With Apologies To Stuart Smalley
JANUARY 13, 2015
Are you a “glass half-full” or “glass half-empty” kind of person, and what might your answer say about the Christian life?
Whether you’re drawn more toward cheery bible verses (I’m more than a conqueror in Christ!), or the black cloud verses (the good that I would, I do not), and whether you see life through “rose colored glasses,” or seem to always have a dark cloud hanging over you, you’re engaging in anthropology.
Before the social studies speak drives you to your next click, just know that your anthropology affects everything about your self-understanding, your relationships, and where you’re headed in life.
In short, theological anthropology is asking the simple question “who am I before the face of God”? Yes, very existential, isn’t it? Well, don’t feel obligated to put on a beret or grow a goatee just yet, Pierre.

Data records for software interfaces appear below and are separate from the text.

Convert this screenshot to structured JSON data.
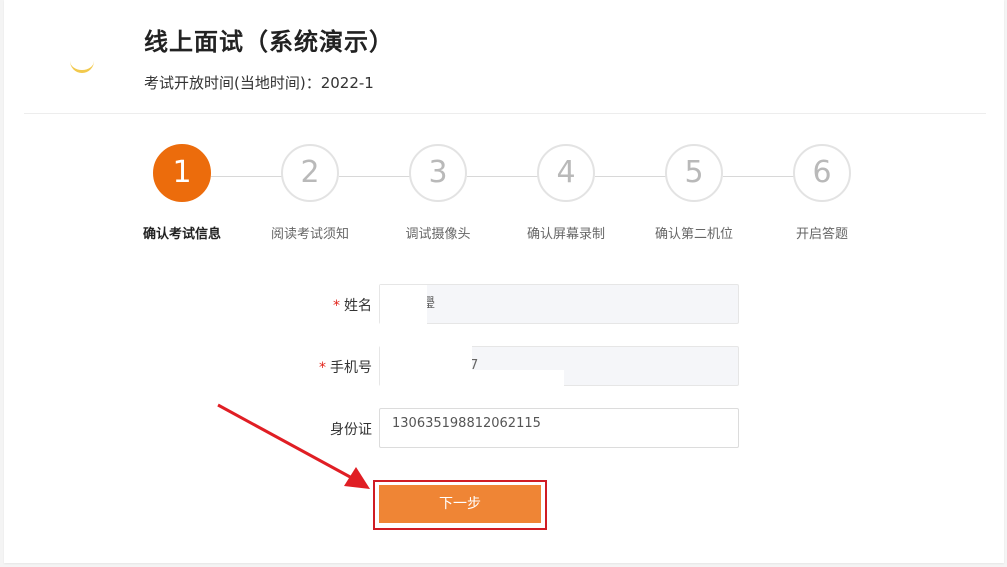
{
  "header": {
    "title": "线上面试（系统演示）",
    "subtitle": "考试开放时间(当地时间)：2022-1"
  },
  "steps": [
    {
      "number": "1",
      "label": "确认考试信息",
      "active": true
    },
    {
      "number": "2",
      "label": "阅读考试须知",
      "active": false
    },
    {
      "number": "3",
      "label": "调试摄像头",
      "active": false
    },
    {
      "number": "4",
      "label": "确认屏幕录制",
      "active": false
    },
    {
      "number": "5",
      "label": "确认第二机位",
      "active": false
    },
    {
      "number": "6",
      "label": "开启答题",
      "active": false
    }
  ],
  "form": {
    "name_label": "姓名",
    "name_value": "璺",
    "phone_label": "手机号",
    "phone_value": "7",
    "id_label": "身份证",
    "id_value": "130635198812062115",
    "required_mark": "*"
  },
  "actions": {
    "next_label": "下一步"
  },
  "colors": {
    "accent": "#ec6c0c",
    "button": "#ef8535",
    "highlight": "#d01c24"
  }
}
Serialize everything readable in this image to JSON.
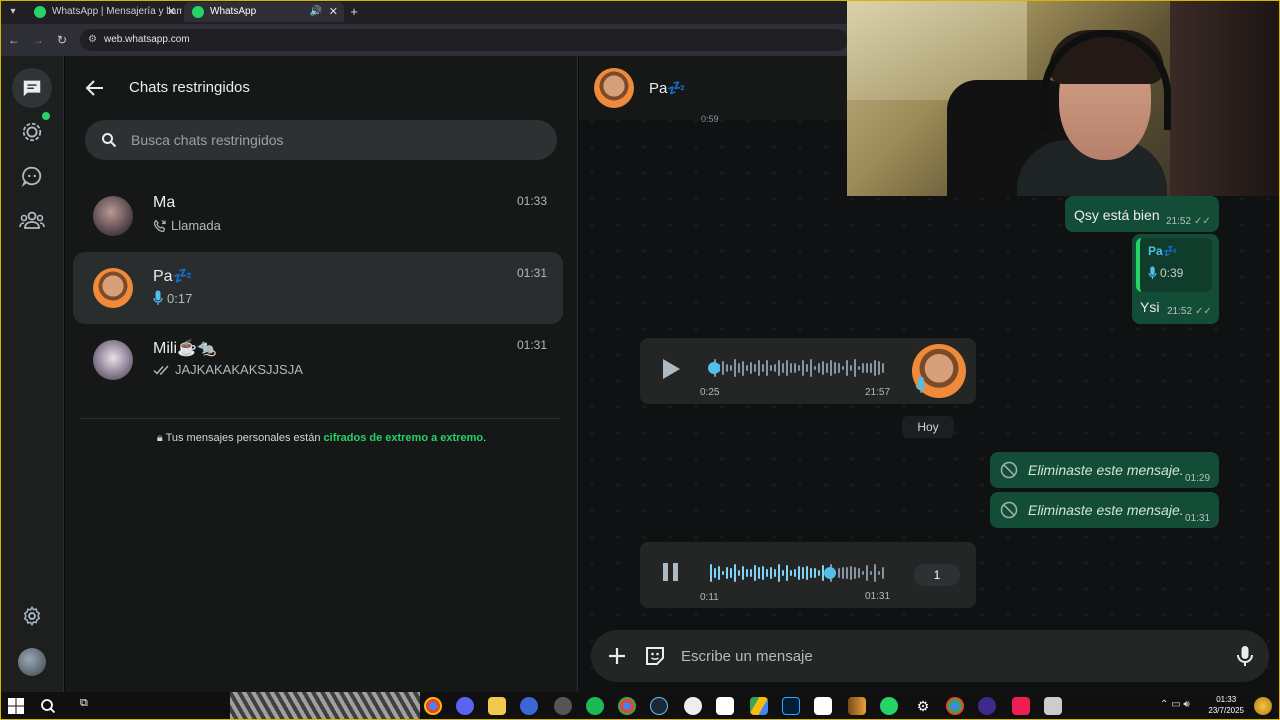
{
  "browser": {
    "tabs": [
      {
        "label": "WhatsApp | Mensajería y llama",
        "active": false
      },
      {
        "label": "WhatsApp",
        "active": true
      }
    ],
    "url": "web.whatsapp.com"
  },
  "sidepanel": {
    "title": "Chats restringidos",
    "search_placeholder": "Busca chats restringidos",
    "chats": [
      {
        "name": "Ma",
        "time": "01:33",
        "preview": "Llamada",
        "preview_icon": "call-icon"
      },
      {
        "name": "Pa💤",
        "time": "01:31",
        "preview": "0:17",
        "preview_icon": "mic-icon",
        "active": true
      },
      {
        "name": "Mili☕🐀",
        "time": "01:31",
        "preview": "JAJKAKAKAKSJJSJA",
        "preview_icon": "double-check-icon"
      }
    ],
    "encryption_note": {
      "prefix": "Tus mensajes personales están ",
      "link": "cifrados de extremo a extremo",
      "suffix": "."
    }
  },
  "conversation": {
    "contact_name": "Pa💤",
    "partial_time": "0:59",
    "messages": [
      {
        "text": "Qsy está bien",
        "time": "21:52"
      },
      {
        "quote_name": "Pa💤",
        "quote_duration": "0:39",
        "text": "Ysi",
        "time": "21:52"
      },
      {
        "type": "voice",
        "duration": "0:25",
        "time": "21:57",
        "progress": 0.0
      },
      {
        "text": "Eliminaste este mensaje.",
        "time": "01:29"
      },
      {
        "text": "Eliminaste este mensaje.",
        "time": "01:31"
      },
      {
        "type": "voice",
        "duration": "0:11",
        "time": "01:31",
        "progress": 0.65,
        "speed": "1"
      }
    ],
    "day_separator": "Hoy",
    "composer_placeholder": "Escribe un mensaje"
  },
  "taskbar": {
    "time": "01:33",
    "date": "23/7/2025"
  },
  "colors": {
    "accent": "#25d366",
    "outgoing_bubble": "#144d37",
    "incoming_bubble": "#242626",
    "panel": "#161717"
  }
}
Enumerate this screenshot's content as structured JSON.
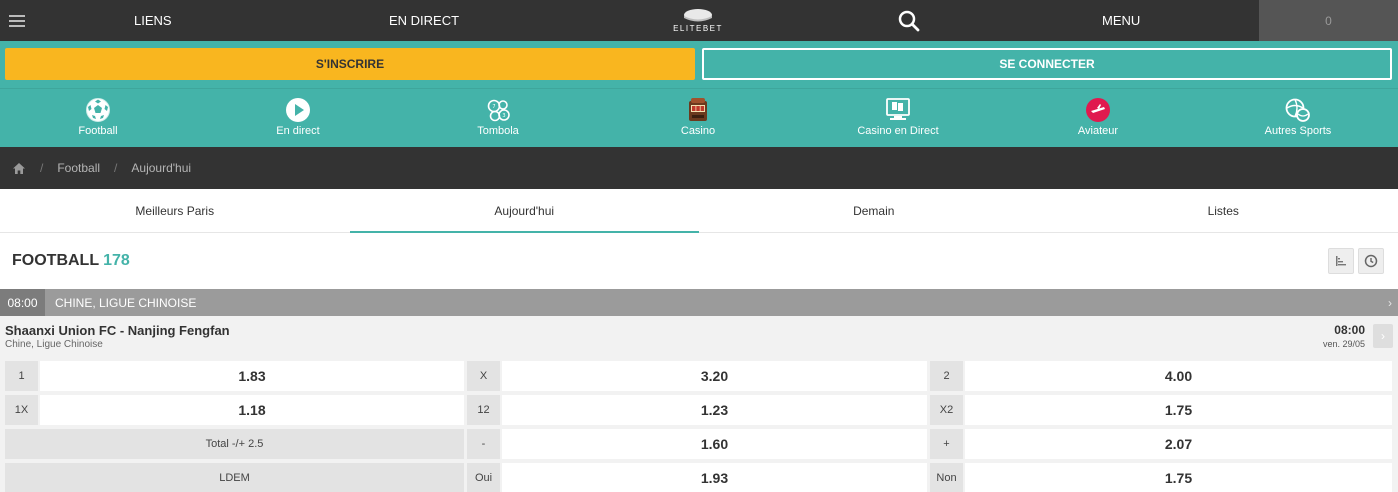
{
  "topbar": {
    "menu_icon": "hamburger-icon",
    "links": "LIENS",
    "live": "EN DIRECT",
    "logo_text": "ELITEBET",
    "search_icon": "search-icon",
    "menu": "MENU",
    "balance": "0"
  },
  "auth": {
    "register": "S'INSCRIRE",
    "login": "SE CONNECTER"
  },
  "categories": [
    {
      "label": "Football",
      "icon": "football-icon"
    },
    {
      "label": "En direct",
      "icon": "play-icon"
    },
    {
      "label": "Tombola",
      "icon": "lottery-balls-icon"
    },
    {
      "label": "Casino",
      "icon": "slot-machine-icon"
    },
    {
      "label": "Casino en Direct",
      "icon": "live-casino-icon"
    },
    {
      "label": "Aviateur",
      "icon": "airplane-icon"
    },
    {
      "label": "Autres Sports",
      "icon": "sports-balls-icon"
    }
  ],
  "breadcrumb": {
    "home_icon": "home-icon",
    "sep": "/",
    "item1": "Football",
    "item2": "Aujourd'hui"
  },
  "tabs": [
    {
      "label": "Meilleurs Paris"
    },
    {
      "label": "Aujourd'hui",
      "active": true
    },
    {
      "label": "Demain"
    },
    {
      "label": "Listes"
    }
  ],
  "section": {
    "title": "FOOTBALL",
    "count": "178",
    "sort_icon": "sort-bars-icon",
    "clock_icon": "clock-icon"
  },
  "league": {
    "time": "08:00",
    "name": "CHINE, LIGUE CHINOISE",
    "chevron": "›"
  },
  "match": {
    "teams": "Shaanxi Union FC - Nanjing Fengfan",
    "competition": "Chine, Ligue Chinoise",
    "time": "08:00",
    "date": "ven. 29/05",
    "chevron": "›"
  },
  "odds": [
    [
      {
        "label": "1",
        "value": "1.83"
      },
      {
        "label": "X",
        "value": "3.20"
      },
      {
        "label": "2",
        "value": "4.00"
      }
    ],
    [
      {
        "label": "1X",
        "value": "1.18"
      },
      {
        "label": "12",
        "value": "1.23"
      },
      {
        "label": "X2",
        "value": "1.75"
      }
    ],
    [
      {
        "label": "Total -/+ 2.5",
        "value": ""
      },
      {
        "label": "-",
        "value": "1.60"
      },
      {
        "label": "+",
        "value": "2.07"
      }
    ],
    [
      {
        "label": "LDEM",
        "value": ""
      },
      {
        "label": "Oui",
        "value": "1.93"
      },
      {
        "label": "Non",
        "value": "1.75"
      }
    ]
  ],
  "colors": {
    "teal": "#44b3a9",
    "yellow": "#f9b61f",
    "dark": "#333333"
  }
}
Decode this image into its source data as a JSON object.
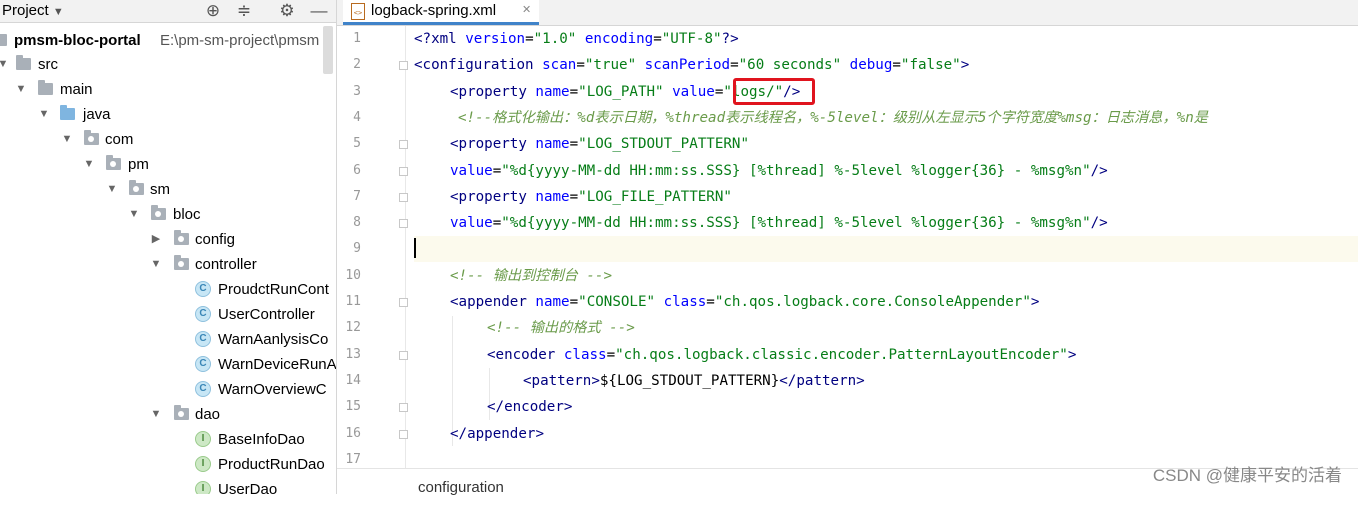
{
  "project_panel": {
    "title": "Project",
    "tree": [
      {
        "label": "pmsm-bloc-portal",
        "path": "E:\\pm-sm-project\\pmsm",
        "kind": "module"
      },
      {
        "label": "src",
        "kind": "folder"
      },
      {
        "label": "main",
        "kind": "folder"
      },
      {
        "label": "java",
        "kind": "source-folder"
      },
      {
        "label": "com",
        "kind": "package"
      },
      {
        "label": "pm",
        "kind": "package"
      },
      {
        "label": "sm",
        "kind": "package"
      },
      {
        "label": "bloc",
        "kind": "package"
      },
      {
        "label": "config",
        "kind": "package"
      },
      {
        "label": "controller",
        "kind": "package"
      },
      {
        "label": "ProudctRunCont",
        "kind": "class"
      },
      {
        "label": "UserController",
        "kind": "class"
      },
      {
        "label": "WarnAanlysisCo",
        "kind": "class"
      },
      {
        "label": "WarnDeviceRunA",
        "kind": "class"
      },
      {
        "label": "WarnOverviewC",
        "kind": "class"
      },
      {
        "label": "dao",
        "kind": "package"
      },
      {
        "label": "BaseInfoDao",
        "kind": "interface"
      },
      {
        "label": "ProductRunDao",
        "kind": "interface"
      },
      {
        "label": "UserDao",
        "kind": "interface"
      }
    ],
    "class_icon_letter": "C",
    "interface_icon_letter": "I"
  },
  "editor": {
    "tab_label": "logback-spring.xml",
    "tab_close": "✕",
    "line_numbers": [
      "1",
      "2",
      "3",
      "4",
      "5",
      "6",
      "7",
      "8",
      "9",
      "10",
      "11",
      "12",
      "13",
      "14",
      "15",
      "16",
      "17"
    ],
    "lines": {
      "l1": {
        "a": "<?",
        "b": "xml ",
        "c": "version",
        "d": "=",
        "e": "\"1.0\"",
        "f": " encoding",
        "g": "=",
        "h": "\"UTF-8\"",
        "i": "?>"
      },
      "l2": {
        "a": "<",
        "b": "configuration",
        "c": " scan",
        "d": "=",
        "e": "\"true\"",
        "f": " scanPeriod",
        "g": "=",
        "h": "\"60 seconds\"",
        "i": " debug",
        "j": "=",
        "k": "\"false\"",
        "l": ">"
      },
      "l3": {
        "a": "<",
        "b": "property",
        "c": " name",
        "d": "=",
        "e": "\"LOG_PATH\"",
        "f": " value",
        "g": "=",
        "h": "\"logs/\"",
        "i": "/>"
      },
      "l4": {
        "a": "<!--格式化输出：%d表示日期，%thread表示线程名，%-5level：级别从左显示5个字符宽度%msg：日志消息，%n是"
      },
      "l5": {
        "a": "<",
        "b": "property",
        "c": " name",
        "d": "=",
        "e": "\"LOG_STDOUT_PATTERN\""
      },
      "l6": {
        "a": "value",
        "b": "=",
        "c": "\"%d{yyyy-MM-dd HH:mm:ss.SSS} [%thread] %-5level %logger{36} - %msg%n\"",
        "d": "/>"
      },
      "l7": {
        "a": "<",
        "b": "property",
        "c": " name",
        "d": "=",
        "e": "\"LOG_FILE_PATTERN\""
      },
      "l8": {
        "a": "value",
        "b": "=",
        "c": "\"%d{yyyy-MM-dd HH:mm:ss.SSS} [%thread] %-5level %logger{36} - %msg%n\"",
        "d": "/>"
      },
      "l10": {
        "a": "<!-- 输出到控制台 -->"
      },
      "l11": {
        "a": "<",
        "b": "appender",
        "c": " name",
        "d": "=",
        "e": "\"CONSOLE\"",
        "f": " class",
        "g": "=",
        "h": "\"ch.qos.logback.core.ConsoleAppender\"",
        "i": ">"
      },
      "l12": {
        "a": "<!-- 输出的格式 -->"
      },
      "l13": {
        "a": "<",
        "b": "encoder",
        "c": " class",
        "d": "=",
        "e": "\"ch.qos.logback.classic.encoder.PatternLayoutEncoder\"",
        "f": ">"
      },
      "l14": {
        "a": "<",
        "b": "pattern",
        "c": ">",
        "d": "${LOG_STDOUT_PATTERN}",
        "e": "</",
        "f": "pattern",
        "g": ">"
      },
      "l15": {
        "a": "</",
        "b": "encoder",
        "c": ">"
      },
      "l16": {
        "a": "</",
        "b": "appender",
        "c": ">"
      }
    }
  },
  "status": {
    "breadcrumb": "configuration"
  },
  "watermark": "CSDN @健康平安的活着",
  "colors": {
    "accent": "#4083c9",
    "highlight_box": "#e0141e",
    "xml_tag": "#000080",
    "xml_attr": "#0000ff",
    "xml_value": "#067d17",
    "comment": "#8c8c8c"
  }
}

Yes. Interesting. Who am I?
Well, from a standard American view of self, of course you’re a special human being. One of a kind. A snowflake. Or in the words of the Saturday Night Live character Stuart Smalley, “I’m good enough, I’m smart enough and doggone it, people like me!” You know, from the pop-psych world, people are innately good but have the misfortune of living in troubled times and that in turn informs an individual’s poor decision making. What the world really needs is a self-esteem booster shot so individuals can lead fulfilling, productive lives.
This common outlook is, in effect, a high view of self or to put it into our context, a “high anthropology.”
Sorry Stuart Smalley. I hate to be the bearer of bad news, but the bible’s depiction of humanity is much darker (e.g., Rom 3). We are spiritual failures unable to improve ourselves before the face of God. Insert sad trombone sound here.
So why the depressing talk? There are a couple reasons. One, understanding human frailty clears the theoretical clutter, gets our feet back on the ground where we actually live (and our heads out of conceptual clouds) and two, beginning a theology of real life with human failing is simply a more humane approach.
That’s right. Humane.
The shared experience of all human beings is failure, pain and death. When we embrace this universal malady, we can begin to have empathy for others because we all will be there at one time or another. Before you start disagreeing with this, ask yourself this simple question. What is a more common human experience? 1.) Pain and failure or 2.) happiness and fulfillment?
I hate to admit it as much as you, but entropy is a scientific fact.
Some criticize this low-anthropological approach because it begins somewhere in brokenness and depravity rather than where the bible begins in Imago Dei and God’s pronouncement that his creation is “good.” That’s fair enough, and I’d be the first to agree. But if our theology is of any practical use in the entropy-is-a-rule sense, the phrase “and it was good” has to include Genesis 3 in the same breath because it explains our true, present day situation.
To be abundantly clear, Orthodox, theological categories of God’s glorious creation are crucial to affirm, uphold and proclaim. But for everyday life, a low human anthropology of sin, suffering and general entropy, levels the playing field. Pain and failure is no respecter of persons and affects every single person and culture across the board without exception. Once we understand this, we’re humbled enough to recognize that we all belong to the “pain club” as Bill Clem puts it.
Common human experience is not lived atop spiritual mountaintops but on the dirty ground, when the IRS is breathing down your neck, speaking sense into your teenager’s life is an exercise in futility or when you get bad news from your doctor about that irregular mole you had to get checked. Good theology always accounts for the broken condition of man. Theology of the spiritual mountaintops (i.e., a theology of glory) can only reveal a crushing, abstract God indifferent to life in the real world.
But instead of having to strive toward an unattainable spiritual mountaintop, God descends to us, in Christ. Jesus, the God-Man entered into space and time, he suffered with us, and for us, and did away with glass half-empty or half-full categories once and for all not through improving us, or shooing away the black clouds so we could see the silver lining, but through something deeper: death and resurrection. As Gerhard Forde has said:
“The theology of the cross is the true and ultimate source of human optimism because it always presupposes the resurrection.”
A high anthropological view (or a theology of glory) always grasps for self-exaltation. You hear it in phrases like “the self-made man,” “I’m captain of my own destiny,” “God helps those who help themselves” and the like. And that kind of worldview is great. That is, until you need it to work for you.
On the other hand, a low theological anthropology is realistic, and it’s humane. We human beings are not fit to carry the freight of being our own meaning makers. We’ll leave that to God, the one who saw fit to show his glory most profoundly by dying for his enemies on a cross, the one who shows his strength through weakness.